“We have been very lucky to get such a marvelous cast together” says executive producer Robert J. Monroe. “I especially adore Ann-Margret who just lights up the screen. Dennis is amazing. And Billy is fantastic as Taylor. He’s in practically every scene of the film too.” “Memory turned out to be a difficult novel to interpret on the screen,” explains Davlin, “so I turned to my producing and writing partner Anthony Badalucco for help. He helped breathe a real breath of fresh air into the work.”
“We made a lot of changes,” explains Badalucco, “all the while trying to keep the audience in Taylor’s head. I wanted the audience to be one with him.”

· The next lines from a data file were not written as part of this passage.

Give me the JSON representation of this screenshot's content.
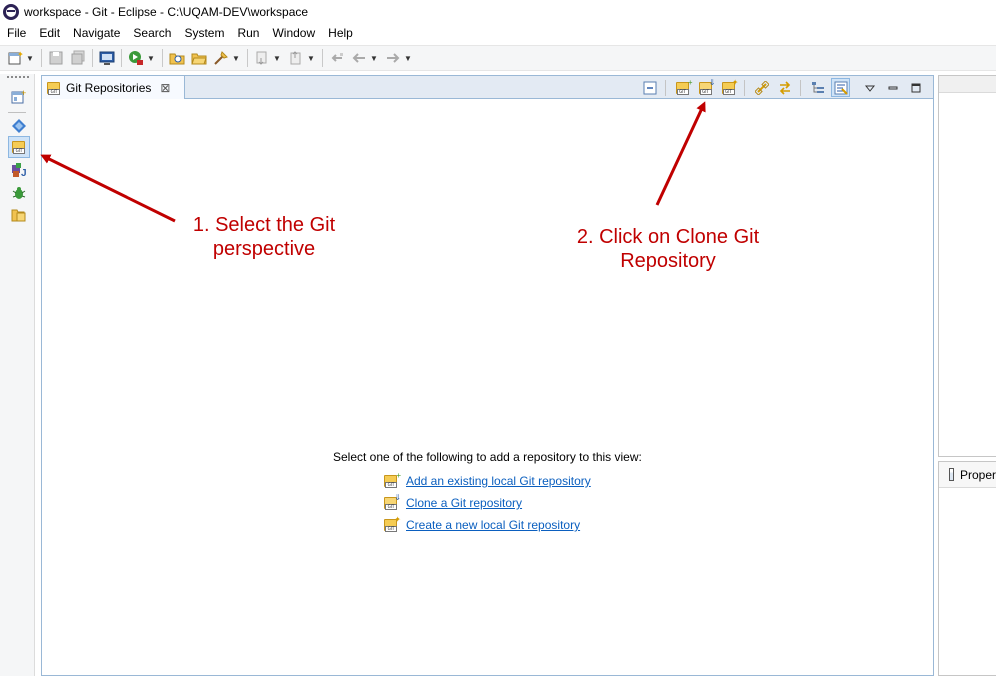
{
  "window": {
    "title": "workspace - Git - Eclipse - C:\\UQAM-DEV\\workspace",
    "icon": "eclipse-logo-icon"
  },
  "menu": [
    "File",
    "Edit",
    "Navigate",
    "Search",
    "System",
    "Run",
    "Window",
    "Help"
  ],
  "toolbar": {
    "icons": [
      "new-wizard-icon",
      "save-icon",
      "save-all-icon",
      "open-console-icon",
      "run-icon",
      "open-type-icon",
      "open-folder-icon",
      "open-task-icon",
      "next-annotation-icon",
      "previous-annotation-icon",
      "last-edit-location-icon",
      "back-icon",
      "forward-icon"
    ]
  },
  "perspectives": {
    "items": [
      "open-perspective-icon",
      "java-ee-perspective-icon",
      "git-perspective-icon",
      "java-perspective-icon",
      "debug-perspective-icon",
      "resource-perspective-icon"
    ],
    "active": "git-perspective-icon"
  },
  "view": {
    "tab_label": "Git Repositories",
    "prompt": "Select one of the following to add a repository to this view:",
    "links": [
      {
        "label": "Add an existing local Git repository"
      },
      {
        "label": "Clone a Git repository"
      },
      {
        "label": "Create a new local Git repository"
      }
    ],
    "tools": [
      "collapse-all-icon",
      "add-existing-repository-icon",
      "clone-repository-icon",
      "create-repository-icon",
      "link-with-selection-icon",
      "link-with-editor-icon",
      "hierarchical-layout-icon",
      "show-filter-icon",
      "view-menu-icon",
      "minimize-icon",
      "maximize-icon"
    ]
  },
  "right_panel": {
    "properties_label": "Proper"
  },
  "annotations": {
    "step1": [
      "1. Select the Git",
      "perspective"
    ],
    "step2": [
      "2. Click on Clone Git",
      "Repository"
    ],
    "color": "#c00000"
  },
  "colors": {
    "view_border": "#9ab8d6",
    "link": "#0b5fbf",
    "selected_bg": "#cfe3f7"
  }
}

“Davlin storyboards everything,” explains associate producer Jeannette Weinstein, “and then shoots the storyboards and adds sound to create a complete animatic. This film was totally organized and a pleasure to work on”.
“I don’t like to waste people’s time,” explains Davlin, “and we were trying to make a small independent film look like a big budget movie. I also didn’t want to look like an idiot, standing around figuring out how to shoot or stage something.”
“All that preparation,” says cinematographer Peter Benison “gives this movie a polish that you just don’t find in independent film.”
“It’s like working with a young Alfred Hitchcock,” explains associate producer Jeannette Weinstein, “he lets his cast and crew in on the storyboards, so it’s a very quick and collaborative effort”.
“Because the material was based on a novel,” explains Terry Chen, “there was a lot to pull from that wasn’t even in the script. I’m talking about rich details that can only exist in a novel. But this whole shared history between these characters was so intimate and interwoven. It gave the cast so much to subconsciously pull from.”
Then there is that bathroom that gets wiped out by a tidal wave. “It was a nightmare,” explains screenwriter Anthony Badalucco, “the water tank had to be rebuilt and rebuilt. It was one of those technical things you just couldn’t control. But the shot is amazing when you see it on screen.”
“It’s a miracle we got that shot,” Davlin smiles, “hell, it’s amazing we finished the thing on that budget and still kept all the details I wanted to bring to the screen.”
“I love the lair that’s revealed at the end,” explains Weinstein, “it’s a totally different place, more of an art installation than a killer’s lair.”
- Memory' at the official Echo Bridge Entertainments website
- Memory (2006) The Movie Archived 2011-07-08 at the Wayback Machine
- Memory The Movie on Variety
- video.de | Videofilm | Memory - Wenn Gedanken töten
- 3210Films Memory site Archived 2012-07-08 at Archive.today
- Memory The Movie on IF Magazine Archived 2007-09-11 at the Wayback Machine